Excerpts from an interface dataset
* * * * * * *
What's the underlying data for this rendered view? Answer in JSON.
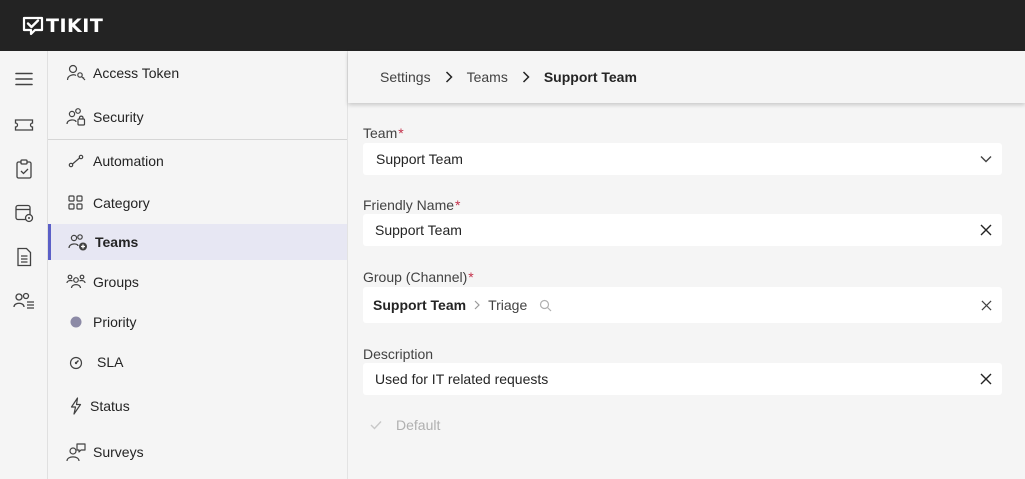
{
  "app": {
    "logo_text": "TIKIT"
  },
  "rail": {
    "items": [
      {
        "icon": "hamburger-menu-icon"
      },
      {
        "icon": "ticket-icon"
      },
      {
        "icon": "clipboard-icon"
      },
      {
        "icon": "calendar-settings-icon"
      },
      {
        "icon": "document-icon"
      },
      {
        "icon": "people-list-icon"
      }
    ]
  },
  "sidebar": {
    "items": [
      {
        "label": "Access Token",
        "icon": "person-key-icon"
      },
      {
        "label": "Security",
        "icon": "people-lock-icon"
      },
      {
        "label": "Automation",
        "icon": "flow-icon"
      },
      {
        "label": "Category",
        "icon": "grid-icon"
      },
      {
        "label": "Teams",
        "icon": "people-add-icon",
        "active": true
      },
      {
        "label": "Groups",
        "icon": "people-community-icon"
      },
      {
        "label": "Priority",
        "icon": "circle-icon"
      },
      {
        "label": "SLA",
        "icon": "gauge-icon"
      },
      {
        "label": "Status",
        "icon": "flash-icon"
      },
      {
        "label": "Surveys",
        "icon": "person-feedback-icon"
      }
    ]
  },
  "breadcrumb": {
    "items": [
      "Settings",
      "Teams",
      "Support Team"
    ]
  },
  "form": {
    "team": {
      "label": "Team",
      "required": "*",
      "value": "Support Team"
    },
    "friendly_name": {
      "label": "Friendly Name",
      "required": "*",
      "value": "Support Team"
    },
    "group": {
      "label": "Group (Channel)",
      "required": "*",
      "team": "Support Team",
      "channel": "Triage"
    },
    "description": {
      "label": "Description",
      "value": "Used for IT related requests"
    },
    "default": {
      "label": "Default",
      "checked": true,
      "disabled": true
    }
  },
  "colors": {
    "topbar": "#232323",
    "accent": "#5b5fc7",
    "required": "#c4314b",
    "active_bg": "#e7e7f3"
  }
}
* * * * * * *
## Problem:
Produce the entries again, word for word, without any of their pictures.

## Answer for this exercise:
What's the underlying data for this rendered view? Answer in JSON.
{
  "app": {
    "logo_text": "TIKIT"
  },
  "rail": {
    "items": [
      {
        "icon": "hamburger-menu-icon"
      },
      {
        "icon": "ticket-icon"
      },
      {
        "icon": "clipboard-icon"
      },
      {
        "icon": "calendar-settings-icon"
      },
      {
        "icon": "document-icon"
      },
      {
        "icon": "people-list-icon"
      }
    ]
  },
  "sidebar": {
    "items": [
      {
        "label": "Access Token",
        "icon": "person-key-icon"
      },
      {
        "label": "Security",
        "icon": "people-lock-icon"
      },
      {
        "label": "Automation",
        "icon": "flow-icon"
      },
      {
        "label": "Category",
        "icon": "grid-icon"
      },
      {
        "label": "Teams",
        "icon": "people-add-icon",
        "active": true
      },
      {
        "label": "Groups",
        "icon": "people-community-icon"
      },
      {
        "label": "Priority",
        "icon": "circle-icon"
      },
      {
        "label": "SLA",
        "icon": "gauge-icon"
      },
      {
        "label": "Status",
        "icon": "flash-icon"
      },
      {
        "label": "Surveys",
        "icon": "person-feedback-icon"
      }
    ]
  },
  "breadcrumb": {
    "items": [
      "Settings",
      "Teams",
      "Support Team"
    ]
  },
  "form": {
    "team": {
      "label": "Team",
      "required": "*",
      "value": "Support Team"
    },
    "friendly_name": {
      "label": "Friendly Name",
      "required": "*",
      "value": "Support Team"
    },
    "group": {
      "label": "Group (Channel)",
      "required": "*",
      "team": "Support Team",
      "channel": "Triage"
    },
    "description": {
      "label": "Description",
      "value": "Used for IT related requests"
    },
    "default": {
      "label": "Default",
      "checked": true,
      "disabled": true
    }
  },
  "colors": {
    "topbar": "#232323",
    "accent": "#5b5fc7",
    "required": "#c4314b",
    "active_bg": "#e7e7f3"
  }
}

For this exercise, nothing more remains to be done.